  • Trevor Greenway

High-speed in the Hills hits delays

Hundreds of households in La Pêche promised high-speed internet by Sept. 30 will have to wait a bit longer to get connected, as labour shortages, supply-chain issues, and bad weather are pushing some projects six months past the provincial deadline, according to Cogeco.


The entire Outaouais was expected to be hooked up with fibre-to-the-home (FTTH) by Sept. 30 through $1.3 billion in joint funding from the federal and Quebec governments. Bell, Cogeco and a number of smaller providers split up high-speed projects throughout the province.
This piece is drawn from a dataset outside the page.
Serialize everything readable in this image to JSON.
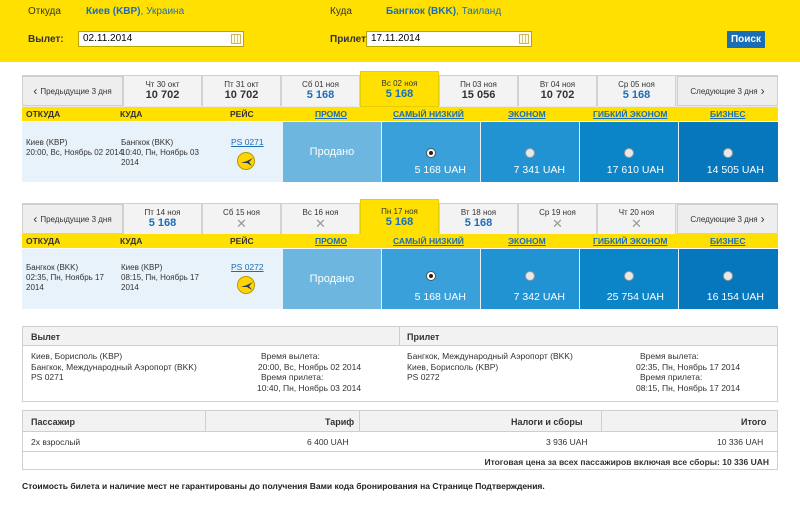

“High-speed internet is not a luxury anymore for young people,” said Liberal Pontiac MP Sophie Chatel. “Especially as they study in high-tech fields, they need high-speed internet. I wish we would have done this 10 years ago.”


Chatel said she’s heard from constituents struggling to keep up with school and work – mostly in remote areas of the Outaouais – as connectivity issues in the Hills have been a problem for years. She said her son, who is studying software engineering in Montreal, “would not be able to do the work he does if he didn’t have high-speed internet.”


“Imagine people who are living in some of our remote regions and they can’t do their homework. It’s heartbreaking,” she said.


Duclos resident Annie Legros is one such person. She’s been living in the remote La Pêche hamlet for 22 years and has experienced decades of connection problems — everything from cell signal to satellite and dial-up woes. So when she got a letter from Cogeco in late November stating that